'We call this our aliya bet‚" said Eve, "as we came for six years in 1989. For family reasons we had to return to Melbourne, but we always knew we'd be back."
By DVORA WAYSMAN
'We call this our aliya betâ€š" said Eve, "as we came for six years in 1989. For family reasons we had to return to Melbourne, but we always knew we'd be back."
Their second, and permanent aliyaâ€š was in 2001, the catalyst being their eldest son, who told them: "If we're really going back, we should do it now!"
Both Eve and Sol are physicians - in Melbourne, Sol was a psychiatrist and Eve was a dermatologist with a private practice. They enjoyed an easy lifestyle and a comfortable home with a vegetable garden that Eve still misses, but felt that every Diaspora community has an uneasy future, and for the sake of their children, they should live in Israel.
Sol's parents came from Poland, and both survived Auschwitz - his father as the camp breadmaker and his mother as a skilled seamstress. They met after the war and moved to Israel in 1950, where they lived in a tent in Lod until one of Sol's aunts who had gone to Australia sponsored them under the family reunification plan.
Eve's parents were born in Australia, but all four of her grandparents originally came from Israel. Her mother's father escaped from Palestine and joined the British Forces in Egypt in the first World War, and after the war was given free passage to Australia. Both he and his brother were in love with the same woman - Eve's grandmother - but when she chose him and went to Australia, the two brothers never spoke again.
Eve's grandfather on her father's side was raised in the Diskin Orphanage in Jerusalem, and due to harsh conditions fled Palestine with his wife.
Both Eve and Sol were then born in Australia.

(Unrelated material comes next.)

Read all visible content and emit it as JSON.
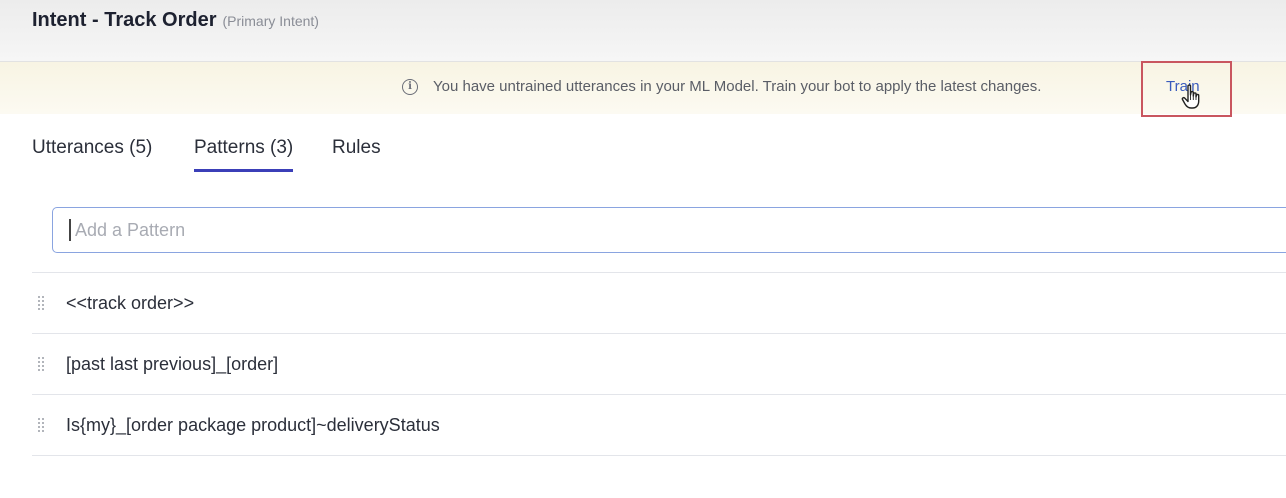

After a year of living in a rented house in the warm Sheinfeld suburb of Beit Shemesh, they picked up and moved again when the owners of their home made aliya. This time, they bought and renovated a cottage in the Nofei Aviv area of Beit Shemesh. For the kids, this move was almost as difficult as coming from Australia, because in that first year they had made friends in the area, and then had to re-experience the sensation of being uprooted all over again - even though the move was only a few kilometers away.
Sol is a child, adolescent and adult psychiatrist at Shaare Zedek Medical Center and has a private practice in Beit Shemesh and Jerusalem.

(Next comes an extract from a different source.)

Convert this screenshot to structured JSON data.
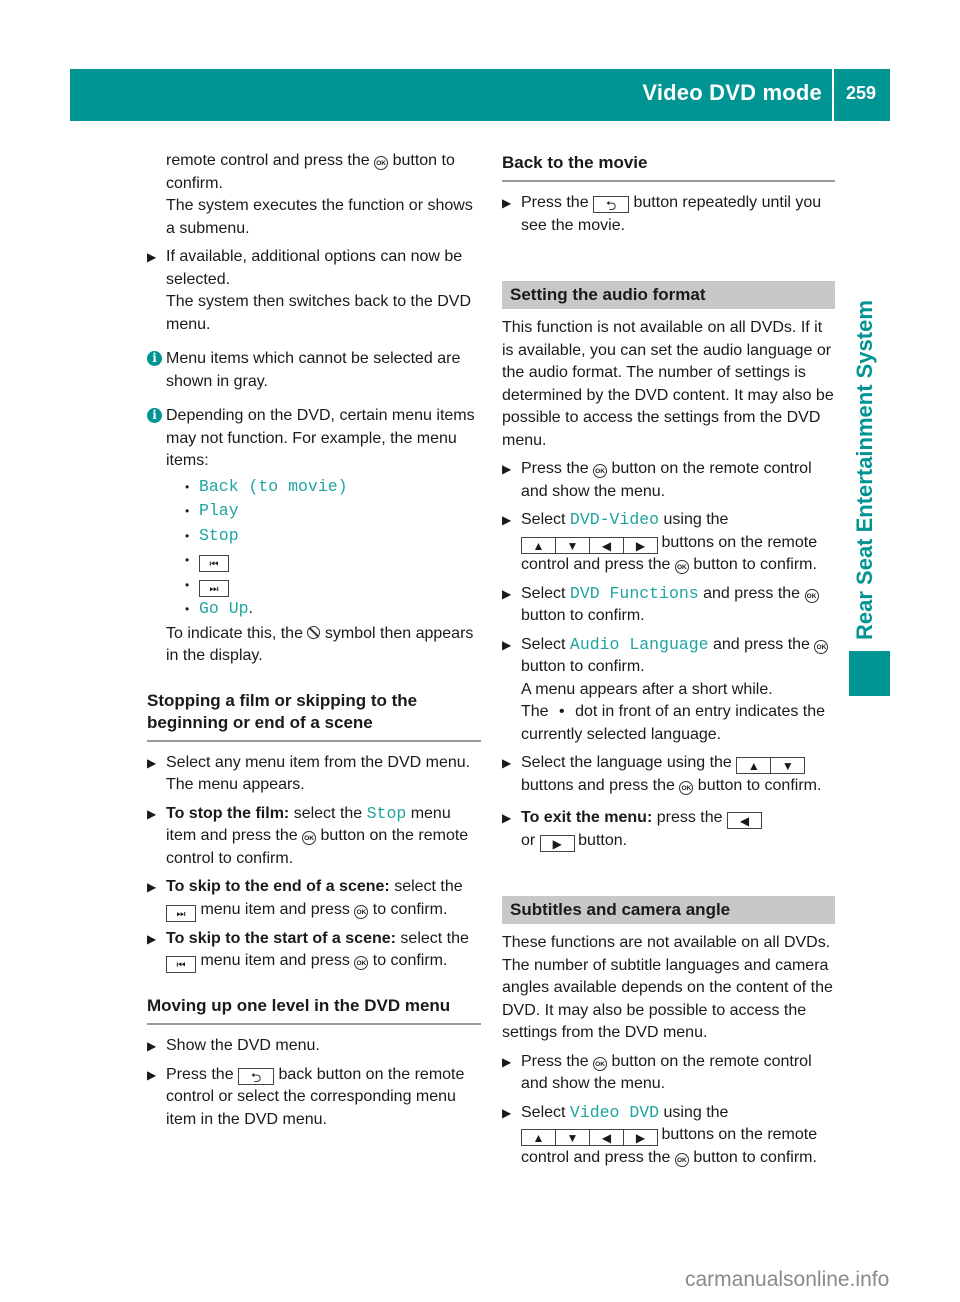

Eve works as a dermatologist in Beit Shemesh and Ramat Beit Shemesh for Meuhedet and Maccabi health clinics. It has been a big step downward financially for them both, and they admit the work is less stimulating.
Sol, who headed the psychiatry unit in Melbourne, works a 5-day week and is on-call 15 days a month, which limits his social life.
Described by her husband as a human dynamo, Eve juggles her manifold professional, mothering and household activities and rarely has time to relax, she says. She has household help one day a week, and often does her supermarket shopping online at night, but she says Sol is very supportive and helps whenever he can.
Outside the home, Eve is just as active. When she was dissatisfied with her son's school in Beit Shemesh, Eve, along with other members of the community, started Yeshiva Nachshon, a boys school that now boasts 125 students. She is also involved in campaigning for the environment, improving conditions on the road to Beit Shemesh, and providing community intervention to help Ethiopians whose family structures have broken down.
Beit Shemesh is a very Anglo community with many Americans. Most of their friends are English-speakers, although they do have Israeli friends and colleagues as well.
Eve came to Israel with a command of Hebrew, thanks to the Jewish Day School she attended for 12 years. Sol attended ulpan for 6 months and worked very hard before he became fully proficient.
The family describes itself as Modern Orthodox, as are most of their friends, and they are members of Beit Knesset Feiginson in Beit Shemesh.
According to Eve, when they are in Israel, they feel Australian, but when they visit Australia, they feel Israeli, in that everything suddenly feels strange.
"We really still identify ourselves in Israel as Anglos," Eve confessed. "We can't get used to the lack of small courtesies. We miss the simple "please" and "thank you" in Israeli speech. We like to say Beit Shemesh, with all its Anglos, is only five minutes away from Israel."
One of the most difficult things to deal with is the distance from Israel to Australia. Whereas many American and British olim are able to visit family several times a year, for Australians it is almost "mission impossible." The flight is around 26 hours, and the high air fares make it difficult to afford.
Eve and Sol have only been back with their children once in the last four years, and it was very emotional and traumatic saying goodbye all over again to loved ones, knowing it would be a very long time before they saw them again.
"It's not just leaving family and friends that is painful, but also places with which you identify so closely... where you went to school, where you worked, the shopping center you frequented, special coffee bars and restaurants. All these memories become a part of you and they helped form your identity, the person you are."
Sol's short-term plan is to clear the fish pond in their garden; Eve's plan is to re-establish her vegetable garden. As they are now settled in Beit Shemesh and are both working in their professions, their plans now mostly revolve around their children. Their joint long-term dream is to see their four children healthy, happy, well-adjusted Israelis, contributing to society and fulfilled in their own lives.